Rutherford Losey Decker (May 17, 1904 – September 1972) was a United States politician, a longtime member and a Presidential nominee of Prohibition Party in 1960, and the President of the National Association of Evangelicals from 1946 to 1948.
Decker was born in Elmira, New York. He was a missionary at the American Baptist Home Mission Society, and preached in Fort Morgan, Colorado and in Denver, Colorado. He also preached at the Temple Baptist Church in Kansas City, Missouri, until he retired in the 1960s.
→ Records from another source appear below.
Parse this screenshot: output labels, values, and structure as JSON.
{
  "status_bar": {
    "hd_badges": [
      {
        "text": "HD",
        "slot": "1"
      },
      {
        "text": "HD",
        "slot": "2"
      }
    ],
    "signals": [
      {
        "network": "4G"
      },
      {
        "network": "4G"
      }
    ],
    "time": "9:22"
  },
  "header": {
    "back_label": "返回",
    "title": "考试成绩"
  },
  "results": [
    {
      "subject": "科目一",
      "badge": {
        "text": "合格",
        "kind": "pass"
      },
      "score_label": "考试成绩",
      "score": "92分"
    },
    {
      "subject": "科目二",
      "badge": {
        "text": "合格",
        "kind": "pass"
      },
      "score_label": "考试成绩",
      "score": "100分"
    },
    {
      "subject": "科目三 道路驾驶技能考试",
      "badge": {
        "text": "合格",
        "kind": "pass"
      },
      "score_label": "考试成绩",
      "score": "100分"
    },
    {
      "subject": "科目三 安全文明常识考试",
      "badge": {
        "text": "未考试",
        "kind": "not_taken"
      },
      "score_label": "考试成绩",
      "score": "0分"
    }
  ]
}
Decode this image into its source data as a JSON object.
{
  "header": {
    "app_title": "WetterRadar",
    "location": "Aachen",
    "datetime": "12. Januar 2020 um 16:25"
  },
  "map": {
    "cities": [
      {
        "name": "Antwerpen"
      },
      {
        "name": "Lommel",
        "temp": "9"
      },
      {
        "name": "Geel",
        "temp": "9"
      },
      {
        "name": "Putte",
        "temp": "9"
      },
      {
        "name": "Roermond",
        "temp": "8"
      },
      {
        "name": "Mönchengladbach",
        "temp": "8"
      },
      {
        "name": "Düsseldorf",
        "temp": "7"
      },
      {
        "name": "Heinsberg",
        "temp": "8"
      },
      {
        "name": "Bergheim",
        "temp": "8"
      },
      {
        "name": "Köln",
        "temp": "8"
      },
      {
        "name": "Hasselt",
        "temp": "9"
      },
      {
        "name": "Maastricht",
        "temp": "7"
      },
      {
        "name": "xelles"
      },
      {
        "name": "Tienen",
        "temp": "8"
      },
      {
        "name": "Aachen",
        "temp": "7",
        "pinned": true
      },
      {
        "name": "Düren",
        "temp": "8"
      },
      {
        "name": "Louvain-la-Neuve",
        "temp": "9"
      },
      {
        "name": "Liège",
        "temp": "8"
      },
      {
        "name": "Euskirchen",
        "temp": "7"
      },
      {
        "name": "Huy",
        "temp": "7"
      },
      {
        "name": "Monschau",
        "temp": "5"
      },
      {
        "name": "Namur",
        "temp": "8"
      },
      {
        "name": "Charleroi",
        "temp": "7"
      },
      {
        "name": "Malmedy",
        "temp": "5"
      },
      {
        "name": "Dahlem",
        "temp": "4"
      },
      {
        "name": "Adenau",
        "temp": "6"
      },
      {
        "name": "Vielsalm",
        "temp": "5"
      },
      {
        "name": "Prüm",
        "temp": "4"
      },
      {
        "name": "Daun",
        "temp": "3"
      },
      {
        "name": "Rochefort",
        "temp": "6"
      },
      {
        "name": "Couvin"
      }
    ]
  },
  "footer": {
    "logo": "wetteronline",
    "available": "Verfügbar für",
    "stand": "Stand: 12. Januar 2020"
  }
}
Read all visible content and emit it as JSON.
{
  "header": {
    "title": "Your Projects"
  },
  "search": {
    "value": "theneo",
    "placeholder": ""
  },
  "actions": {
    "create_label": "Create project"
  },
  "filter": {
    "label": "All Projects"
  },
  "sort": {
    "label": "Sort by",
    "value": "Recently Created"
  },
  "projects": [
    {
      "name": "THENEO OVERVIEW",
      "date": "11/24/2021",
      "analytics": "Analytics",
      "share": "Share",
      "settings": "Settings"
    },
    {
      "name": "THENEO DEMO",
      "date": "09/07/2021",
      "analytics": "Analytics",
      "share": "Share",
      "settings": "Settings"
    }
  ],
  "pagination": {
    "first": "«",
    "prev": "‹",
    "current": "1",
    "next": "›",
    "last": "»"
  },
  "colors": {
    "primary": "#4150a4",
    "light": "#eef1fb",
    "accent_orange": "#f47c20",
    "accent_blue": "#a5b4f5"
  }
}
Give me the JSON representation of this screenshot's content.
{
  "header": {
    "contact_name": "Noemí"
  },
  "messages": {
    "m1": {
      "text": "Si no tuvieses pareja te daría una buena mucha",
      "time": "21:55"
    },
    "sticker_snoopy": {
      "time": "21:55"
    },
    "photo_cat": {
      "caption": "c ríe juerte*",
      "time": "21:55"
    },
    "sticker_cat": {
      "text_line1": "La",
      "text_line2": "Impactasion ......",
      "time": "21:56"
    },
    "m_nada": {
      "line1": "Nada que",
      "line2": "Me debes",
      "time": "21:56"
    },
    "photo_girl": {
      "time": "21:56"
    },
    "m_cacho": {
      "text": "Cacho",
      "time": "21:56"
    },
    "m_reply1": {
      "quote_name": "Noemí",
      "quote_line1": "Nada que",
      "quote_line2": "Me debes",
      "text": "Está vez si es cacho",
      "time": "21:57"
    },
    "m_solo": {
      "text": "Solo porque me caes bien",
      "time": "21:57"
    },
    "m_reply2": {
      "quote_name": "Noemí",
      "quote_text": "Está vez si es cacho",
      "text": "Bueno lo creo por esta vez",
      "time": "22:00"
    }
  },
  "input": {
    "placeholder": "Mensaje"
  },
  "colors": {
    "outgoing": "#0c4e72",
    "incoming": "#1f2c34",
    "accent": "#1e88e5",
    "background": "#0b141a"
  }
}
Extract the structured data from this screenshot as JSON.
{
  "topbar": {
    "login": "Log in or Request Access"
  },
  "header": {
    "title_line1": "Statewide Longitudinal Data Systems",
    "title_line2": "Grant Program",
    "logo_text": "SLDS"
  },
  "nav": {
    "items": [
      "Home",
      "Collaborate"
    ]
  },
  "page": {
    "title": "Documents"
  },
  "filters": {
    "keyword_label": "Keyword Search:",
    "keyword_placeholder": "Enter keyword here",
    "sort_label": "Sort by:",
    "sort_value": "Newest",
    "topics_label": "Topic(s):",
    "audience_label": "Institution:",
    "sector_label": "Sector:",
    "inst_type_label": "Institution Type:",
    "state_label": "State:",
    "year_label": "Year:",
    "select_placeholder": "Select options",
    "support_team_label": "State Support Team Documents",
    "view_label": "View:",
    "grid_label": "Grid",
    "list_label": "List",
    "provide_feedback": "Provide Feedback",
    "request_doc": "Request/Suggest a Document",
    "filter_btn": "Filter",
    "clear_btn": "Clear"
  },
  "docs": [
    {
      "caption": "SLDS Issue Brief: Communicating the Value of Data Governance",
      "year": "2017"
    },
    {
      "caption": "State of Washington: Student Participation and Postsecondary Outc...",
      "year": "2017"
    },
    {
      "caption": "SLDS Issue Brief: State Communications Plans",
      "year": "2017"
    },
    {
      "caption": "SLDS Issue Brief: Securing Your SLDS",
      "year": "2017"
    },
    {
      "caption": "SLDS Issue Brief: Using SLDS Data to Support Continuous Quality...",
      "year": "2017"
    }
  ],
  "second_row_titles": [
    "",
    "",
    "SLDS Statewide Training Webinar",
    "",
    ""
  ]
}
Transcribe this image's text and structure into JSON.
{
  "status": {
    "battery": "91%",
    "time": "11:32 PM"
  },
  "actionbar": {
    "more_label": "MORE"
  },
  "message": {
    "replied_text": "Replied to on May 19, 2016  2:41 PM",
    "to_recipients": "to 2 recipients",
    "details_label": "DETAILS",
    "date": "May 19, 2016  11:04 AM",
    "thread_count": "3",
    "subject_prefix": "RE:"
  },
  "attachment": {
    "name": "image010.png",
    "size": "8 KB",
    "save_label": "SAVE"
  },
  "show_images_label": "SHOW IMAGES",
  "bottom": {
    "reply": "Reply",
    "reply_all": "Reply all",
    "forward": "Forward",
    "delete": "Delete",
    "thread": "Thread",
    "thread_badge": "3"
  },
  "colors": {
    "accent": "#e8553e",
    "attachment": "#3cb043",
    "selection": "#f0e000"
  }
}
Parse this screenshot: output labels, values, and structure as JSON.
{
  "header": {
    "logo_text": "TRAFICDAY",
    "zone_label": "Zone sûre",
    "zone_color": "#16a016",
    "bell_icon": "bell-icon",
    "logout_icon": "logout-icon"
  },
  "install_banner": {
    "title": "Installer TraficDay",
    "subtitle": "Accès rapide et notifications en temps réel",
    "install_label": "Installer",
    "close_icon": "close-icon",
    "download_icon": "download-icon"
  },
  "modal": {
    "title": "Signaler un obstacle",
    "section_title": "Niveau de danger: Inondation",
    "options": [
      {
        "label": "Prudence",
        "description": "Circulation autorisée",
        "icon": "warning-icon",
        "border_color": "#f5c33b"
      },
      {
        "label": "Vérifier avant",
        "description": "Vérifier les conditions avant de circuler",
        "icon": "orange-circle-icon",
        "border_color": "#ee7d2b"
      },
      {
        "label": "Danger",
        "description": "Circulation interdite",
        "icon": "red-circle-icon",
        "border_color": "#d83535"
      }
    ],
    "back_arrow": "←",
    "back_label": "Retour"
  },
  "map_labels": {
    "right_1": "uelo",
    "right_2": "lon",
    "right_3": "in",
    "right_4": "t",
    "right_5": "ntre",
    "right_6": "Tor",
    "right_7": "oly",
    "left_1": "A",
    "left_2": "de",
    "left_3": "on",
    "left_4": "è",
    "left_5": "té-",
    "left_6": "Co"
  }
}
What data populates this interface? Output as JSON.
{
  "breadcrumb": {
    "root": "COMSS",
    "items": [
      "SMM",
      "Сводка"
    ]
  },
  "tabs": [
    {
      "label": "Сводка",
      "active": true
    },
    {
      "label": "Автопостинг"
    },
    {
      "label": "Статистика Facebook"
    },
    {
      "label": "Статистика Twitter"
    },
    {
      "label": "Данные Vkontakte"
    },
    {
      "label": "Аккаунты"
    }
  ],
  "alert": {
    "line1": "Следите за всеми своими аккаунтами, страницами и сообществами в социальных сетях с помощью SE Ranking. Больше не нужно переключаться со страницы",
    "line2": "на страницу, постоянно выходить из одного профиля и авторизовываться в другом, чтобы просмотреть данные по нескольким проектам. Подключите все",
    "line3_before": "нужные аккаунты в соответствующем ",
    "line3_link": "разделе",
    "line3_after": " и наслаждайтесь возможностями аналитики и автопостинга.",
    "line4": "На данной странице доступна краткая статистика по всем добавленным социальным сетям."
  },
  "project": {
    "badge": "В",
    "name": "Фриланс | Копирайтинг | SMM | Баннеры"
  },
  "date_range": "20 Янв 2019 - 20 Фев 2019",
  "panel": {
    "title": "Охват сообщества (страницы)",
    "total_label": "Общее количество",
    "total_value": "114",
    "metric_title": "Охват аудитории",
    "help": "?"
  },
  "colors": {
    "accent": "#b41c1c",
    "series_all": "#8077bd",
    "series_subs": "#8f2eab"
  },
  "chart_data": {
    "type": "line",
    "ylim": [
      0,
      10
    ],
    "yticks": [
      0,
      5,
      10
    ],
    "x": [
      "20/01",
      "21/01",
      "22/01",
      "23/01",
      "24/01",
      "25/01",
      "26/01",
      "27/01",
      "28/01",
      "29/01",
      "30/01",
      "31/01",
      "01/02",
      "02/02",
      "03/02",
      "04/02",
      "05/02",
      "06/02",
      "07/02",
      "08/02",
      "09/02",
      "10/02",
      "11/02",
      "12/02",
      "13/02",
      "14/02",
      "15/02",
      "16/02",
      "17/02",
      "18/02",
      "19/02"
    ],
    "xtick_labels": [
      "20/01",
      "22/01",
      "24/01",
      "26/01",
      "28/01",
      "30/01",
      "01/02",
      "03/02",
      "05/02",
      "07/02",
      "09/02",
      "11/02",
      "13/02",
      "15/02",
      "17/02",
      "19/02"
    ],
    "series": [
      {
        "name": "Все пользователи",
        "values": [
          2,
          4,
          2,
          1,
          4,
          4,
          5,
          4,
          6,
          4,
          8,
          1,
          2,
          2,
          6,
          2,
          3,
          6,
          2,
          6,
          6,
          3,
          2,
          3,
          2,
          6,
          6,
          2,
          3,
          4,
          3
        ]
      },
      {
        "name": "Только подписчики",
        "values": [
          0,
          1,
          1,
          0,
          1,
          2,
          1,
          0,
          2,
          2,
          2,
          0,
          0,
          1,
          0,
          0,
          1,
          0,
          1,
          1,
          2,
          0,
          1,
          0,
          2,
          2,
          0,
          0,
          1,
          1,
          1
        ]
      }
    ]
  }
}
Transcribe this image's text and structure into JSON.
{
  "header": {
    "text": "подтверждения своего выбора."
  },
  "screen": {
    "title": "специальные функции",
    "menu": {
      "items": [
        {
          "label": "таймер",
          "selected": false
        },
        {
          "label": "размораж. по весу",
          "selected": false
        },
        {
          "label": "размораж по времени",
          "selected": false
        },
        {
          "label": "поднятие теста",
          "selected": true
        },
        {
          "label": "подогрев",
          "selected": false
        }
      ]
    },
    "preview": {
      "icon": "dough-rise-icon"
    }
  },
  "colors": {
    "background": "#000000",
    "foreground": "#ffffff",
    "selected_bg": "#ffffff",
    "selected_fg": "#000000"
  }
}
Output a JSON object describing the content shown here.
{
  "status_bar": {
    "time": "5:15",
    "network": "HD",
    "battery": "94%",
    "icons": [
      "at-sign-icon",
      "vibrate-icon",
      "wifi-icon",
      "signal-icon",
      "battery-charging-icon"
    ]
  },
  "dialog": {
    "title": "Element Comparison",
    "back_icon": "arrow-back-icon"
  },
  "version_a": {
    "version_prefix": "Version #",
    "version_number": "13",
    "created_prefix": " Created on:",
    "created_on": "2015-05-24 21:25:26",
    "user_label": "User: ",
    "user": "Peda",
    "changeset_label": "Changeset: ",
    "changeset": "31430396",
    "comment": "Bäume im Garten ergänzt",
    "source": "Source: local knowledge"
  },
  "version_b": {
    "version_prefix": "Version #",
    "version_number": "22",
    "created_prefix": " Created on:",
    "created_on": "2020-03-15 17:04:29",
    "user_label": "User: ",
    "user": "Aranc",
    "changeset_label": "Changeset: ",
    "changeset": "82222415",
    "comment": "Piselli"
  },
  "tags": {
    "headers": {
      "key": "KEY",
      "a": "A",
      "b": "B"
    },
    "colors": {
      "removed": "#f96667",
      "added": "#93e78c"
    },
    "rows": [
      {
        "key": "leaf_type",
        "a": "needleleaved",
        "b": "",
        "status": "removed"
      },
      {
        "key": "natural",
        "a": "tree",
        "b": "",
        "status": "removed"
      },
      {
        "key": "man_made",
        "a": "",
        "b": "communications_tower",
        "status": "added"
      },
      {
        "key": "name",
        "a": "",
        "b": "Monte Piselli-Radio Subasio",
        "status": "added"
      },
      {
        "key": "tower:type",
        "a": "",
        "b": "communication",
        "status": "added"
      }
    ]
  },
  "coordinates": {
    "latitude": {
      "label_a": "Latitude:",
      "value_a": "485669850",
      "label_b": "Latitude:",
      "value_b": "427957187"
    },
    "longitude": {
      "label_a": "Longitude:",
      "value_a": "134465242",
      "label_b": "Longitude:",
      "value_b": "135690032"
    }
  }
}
Decker and Munn finished fifth with 46,203 (0.07%) votes (and no one electoral vote). Munn succeeded Decker as a presidential nominee in 1964. They appeared on ballots in 11 states: Alabama, Delaware, Michigan, California, Massachusetts, Texas, Tennessee, New Mexico, Kansas, Indiana and Montana. Decker and Munn never received over 1% of the vote in any of these states.
United States presidential election, 1960
- John F. Kennedy/Lyndon B. Johnson (D) - 34,226,731 (49.72%) and 303 electoral votes (22 states carried)
- Richard Nixon/Henry Cabot Lodge, Jr. (R) - 34,108,157 (49.55%) and 219 electoral votes (26 states carried)
- Harry Byrd/Strom Thurmond/Barry Goldwater (ID) - 15 electoral votes (unpledged electors from Mississippi, half of unpledged electors from Alabama and faithless elector from Oklahoma; Thurmond won 14 electoral votes for V.P., Goldwater one. Byrd all 15 for President)
- Eric Hass/Georgia Cozzini (Socialist Labor) - 47,522 (0.07%)
- Rutherford Decker/Earle Harold Munn (Prohibition) - 46,203 (0.07%)
- Orval E. Faubus/John G. Crommelin (National States' Rights Party) - 44,984 (0.07%)
Leslie Roy Marston
|President of the National Association of Evangelicals
Stephen W. Paine
|Party political offices|
Enoch A. Holtwick
|Prohibition Party Presidential nominee
Earle Harold Munn
|This article about a Missouri politician is a stub. You can help Wikipedia by expanding it.|